◆ **Your objective**
Each of the records below must be reproduced exactly.

═══ Supplied material ═══

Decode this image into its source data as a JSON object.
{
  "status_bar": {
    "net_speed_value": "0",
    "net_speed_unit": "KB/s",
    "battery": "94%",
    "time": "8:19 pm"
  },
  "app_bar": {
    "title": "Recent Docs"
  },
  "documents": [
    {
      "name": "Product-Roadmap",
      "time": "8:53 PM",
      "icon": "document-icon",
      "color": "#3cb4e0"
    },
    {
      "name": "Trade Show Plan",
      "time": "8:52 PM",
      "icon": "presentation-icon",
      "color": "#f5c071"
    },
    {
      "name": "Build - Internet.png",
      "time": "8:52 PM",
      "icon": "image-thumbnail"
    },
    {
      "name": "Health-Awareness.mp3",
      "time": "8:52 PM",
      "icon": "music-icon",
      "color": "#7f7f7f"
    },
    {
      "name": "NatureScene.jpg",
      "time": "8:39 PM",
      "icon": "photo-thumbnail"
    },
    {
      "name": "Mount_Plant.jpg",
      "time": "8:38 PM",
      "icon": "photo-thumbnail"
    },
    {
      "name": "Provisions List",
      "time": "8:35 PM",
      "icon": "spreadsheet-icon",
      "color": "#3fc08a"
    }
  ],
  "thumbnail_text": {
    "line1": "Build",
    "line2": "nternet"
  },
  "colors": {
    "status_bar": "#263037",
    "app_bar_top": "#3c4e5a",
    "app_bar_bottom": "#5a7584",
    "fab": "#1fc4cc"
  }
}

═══

◆ **Output for this task**
Decode this image into its source data as a JSON object.
{
  "status_bar": {
    "net_speed_value": "0",
    "net_speed_unit": "KB/s",
    "battery": "94%",
    "time": "8:19 pm"
  },
  "app_bar": {
    "title": "Recent Docs"
  },
  "documents": [
    {
      "name": "Product-Roadmap",
      "time": "8:53 PM",
      "icon": "document-icon",
      "color": "#3cb4e0"
    },
    {
      "name": "Trade Show Plan",
      "time": "8:52 PM",
      "icon": "presentation-icon",
      "color": "#f5c071"
    },
    {
      "name": "Build - Internet.png",
      "time": "8:52 PM",
      "icon": "image-thumbnail"
    },
    {
      "name": "Health-Awareness.mp3",
      "time": "8:52 PM",
      "icon": "music-icon",
      "color": "#7f7f7f"
    },
    {
      "name": "NatureScene.jpg",
      "time": "8:39 PM",
      "icon": "photo-thumbnail"
    },
    {
      "name": "Mount_Plant.jpg",
      "time": "8:38 PM",
      "icon": "photo-thumbnail"
    },
    {
      "name": "Provisions List",
      "time": "8:35 PM",
      "icon": "spreadsheet-icon",
      "color": "#3fc08a"
    }
  ],
  "thumbnail_text": {
    "line1": "Build",
    "line2": "nternet"
  },
  "colors": {
    "status_bar": "#263037",
    "app_bar_top": "#3c4e5a",
    "app_bar_bottom": "#5a7584",
    "fab": "#1fc4cc"
  }
}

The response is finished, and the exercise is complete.